FROM OUR EXPERTS
Several of you have written to me asking me to share more about myself, so here is my personal story. Following the narrative, I'll answer a few of your most frequently asked questions. Health History Twenty years ago, I was a busy and ambitious lady. I worked an average of 60 hours a week as Assistant Director of a statewide nonprofit serving developmentally disabled individuals. On top of that, I went to school part-time, taught aerobics, and did choreography and costuming for our local theater group – all while raising three teenagers by myself. There was so much I wanted to accomplish in life. Then, at the age of 40, I came down with mononucleosis and never completely recovered. I was always exhausted and had periodic, unexplainable pain. Although one doctor speculated that I might have something called chronic fatigue syndrome, most insisted my problem was a combination of stress and “getting older.” One by one, I b...
Some time ago there was a post entitled " Why Choose a Women's Health Physical Therapist? "
There were many reasons listed for this and I agreed with most or all of them.
However men with pelvic floor dysfunction (or in my case, pelvic/voiding pain), have difficulty finding a physical therapist (PT) that's even willing to try, much less have some success.
Many men suffer from Chronic Prostatitis/Chronic Pelvic Pain (CPPS). It can come in various forms, and often times no cause can be found. It has been estimated that as many as 10 percent of men have experienced, or will experience, some form of CP/CPPS.
CP/CPPS is usually defined as chronic pain in the male pelvic region that has lasted at least three months. The pain is usually accompanied by difficulties with voiding and sexual activity, usually painful ejaculation ("e-pain"). There are three recognized classifications:
Type I: Acute bacterial prostatitis
Type II: Chronic bacterial prostatitis
Type III: Ch...

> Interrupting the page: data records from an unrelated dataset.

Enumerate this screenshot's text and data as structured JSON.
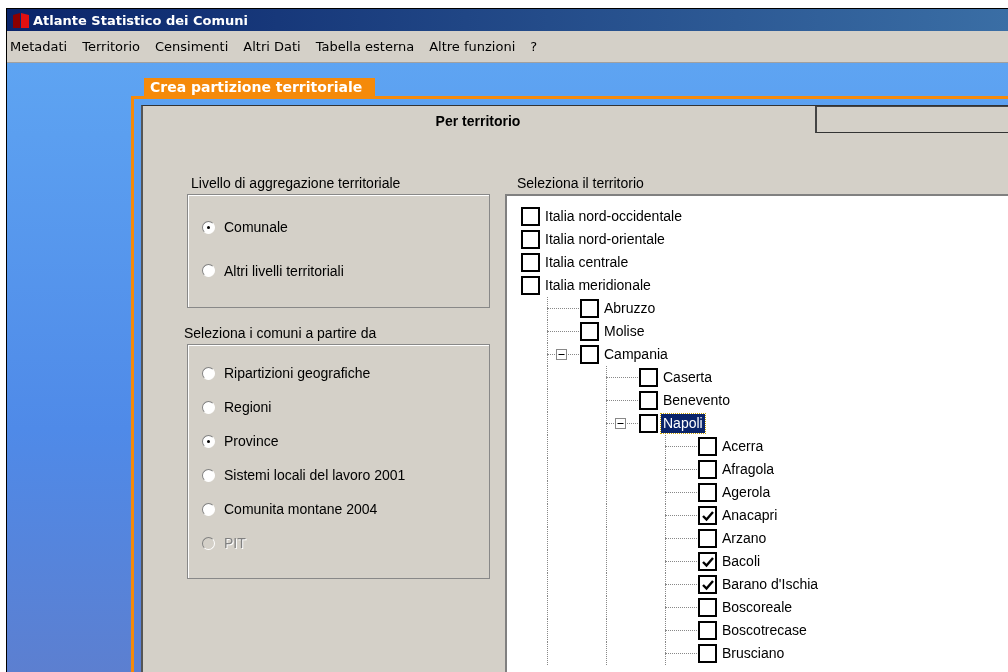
{
  "window": {
    "title": "Atlante Statistico dei Comuni"
  },
  "menu": [
    "Metadati",
    "Territorio",
    "Censimenti",
    "Altri Dati",
    "Tabella esterna",
    "Altre funzioni",
    "?"
  ],
  "panel": {
    "title": "Crea partizione territoriale"
  },
  "tabs": [
    {
      "label": "Per territorio",
      "selected": true
    },
    {
      "selected": false
    }
  ],
  "aggregation": {
    "label": "Livello di aggregazione territoriale",
    "options": [
      {
        "label": "Comunale",
        "selected": true,
        "disabled": false
      },
      {
        "label": "Altri livelli territoriali",
        "selected": false,
        "disabled": false
      }
    ]
  },
  "source": {
    "label": "Seleziona i comuni a partire da",
    "options": [
      {
        "label": "Ripartizioni geografiche",
        "selected": false,
        "disabled": false
      },
      {
        "label": "Regioni",
        "selected": false,
        "disabled": false
      },
      {
        "label": "Province",
        "selected": true,
        "disabled": false
      },
      {
        "label": "Sistemi locali del lavoro 2001",
        "selected": false,
        "disabled": false
      },
      {
        "label": "Comunita montane 2004",
        "selected": false,
        "disabled": false
      },
      {
        "label": "PIT",
        "selected": false,
        "disabled": true
      }
    ]
  },
  "territory": {
    "label": "Seleziona il territorio",
    "tree": [
      {
        "label": "Italia nord-occidentale",
        "checked": false,
        "selected": false
      },
      {
        "label": "Italia nord-orientale",
        "checked": false,
        "selected": false
      },
      {
        "label": "Italia centrale",
        "checked": false,
        "selected": false
      },
      {
        "label": "Italia meridionale",
        "checked": false,
        "selected": false,
        "children": [
          {
            "label": "Abruzzo",
            "checked": false,
            "selected": false
          },
          {
            "label": "Molise",
            "checked": false,
            "selected": false
          },
          {
            "label": "Campania",
            "checked": false,
            "selected": false,
            "expanded": true,
            "children": [
              {
                "label": "Caserta",
                "checked": false,
                "selected": false
              },
              {
                "label": "Benevento",
                "checked": false,
                "selected": false
              },
              {
                "label": "Napoli",
                "checked": false,
                "selected": true,
                "expanded": true,
                "children": [
                  {
                    "label": "Acerra",
                    "checked": false,
                    "selected": false
                  },
                  {
                    "label": "Afragola",
                    "checked": false,
                    "selected": false
                  },
                  {
                    "label": "Agerola",
                    "checked": false,
                    "selected": false
                  },
                  {
                    "label": "Anacapri",
                    "checked": true,
                    "selected": false
                  },
                  {
                    "label": "Arzano",
                    "checked": false,
                    "selected": false
                  },
                  {
                    "label": "Bacoli",
                    "checked": true,
                    "selected": false
                  },
                  {
                    "label": "Barano d'Ischia",
                    "checked": true,
                    "selected": false
                  },
                  {
                    "label": "Boscoreale",
                    "checked": false,
                    "selected": false
                  },
                  {
                    "label": "Boscotrecase",
                    "checked": false,
                    "selected": false
                  },
                  {
                    "label": "Brusciano",
                    "checked": false,
                    "selected": false
                  }
                ]
              }
            ]
          }
        ]
      }
    ]
  }
}
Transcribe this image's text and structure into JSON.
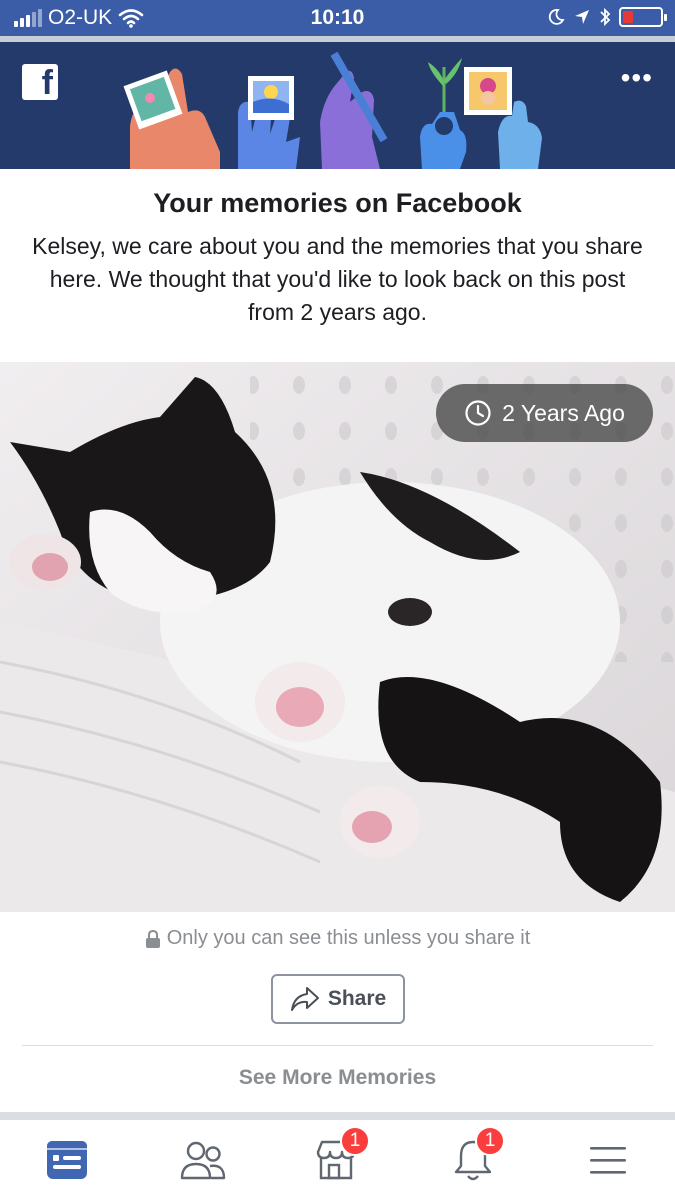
{
  "status_bar": {
    "carrier": "O2-UK",
    "time": "10:10",
    "battery_color": "#e53935"
  },
  "header": {
    "logo_letter": "f",
    "more_label": "•••",
    "background_color": "#243a6b"
  },
  "memory": {
    "title": "Your memories on Facebook",
    "message": "Kelsey, we care about you and the memories that you share here. We thought that you'd like to look back on this post from 2 years ago.",
    "photo_badge": "2 Years Ago",
    "privacy_note": "Only you can see this unless you share it",
    "share_label": "Share",
    "see_more_label": "See More Memories"
  },
  "tab_bar": {
    "tabs": [
      {
        "icon": "news-feed-icon",
        "active": true
      },
      {
        "icon": "friends-icon",
        "active": false
      },
      {
        "icon": "marketplace-icon",
        "active": false,
        "badge": "1"
      },
      {
        "icon": "notifications-bell-icon",
        "active": false,
        "badge": "1"
      },
      {
        "icon": "menu-icon",
        "active": false
      }
    ],
    "accent_color": "#4267b2",
    "badge_color": "#fa3e3e"
  }
}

Swallowing problems consist of any problem in which the normal movements associated with swallowing do not occur. Normal swallowing of food and liquid requires coordination of a large number of muscles in the mouth, throat (pharynx) and esophagus (the tube that leads from the pharynx into the stomach). As food is placed in the mouth, we close our lips to prevent drooling . Muscles of the tongue and jaw move around in the mouth for chewing. When chewing is finished, the food is collected into a ball by movements of the tongue. The swallow begins as the tongue pushes the food upward and backward towards the back of the mouth and the throat. As the tongue pushes the food or liquid toward the back of the mouth, the muscles in the pharynx begin to move to receive the food. The top of the windpipe (larynx) begins to lift, move forward, and close to keep food from going into the lungs. The soft part of the roof of the mouth (the soft palate) lifts to close off the entrance to the nose. As food pa...
You should know
Answers to your question are meant to provide general health information but should not replace medical advice you receive from a doctor. No answers should be viewed as a diagnosis or recommended treatment for a condition. Content posted by community members does not necessarily reflect the views of Remedy Health Media, which also reserves the right to remove material deemed inappropriate.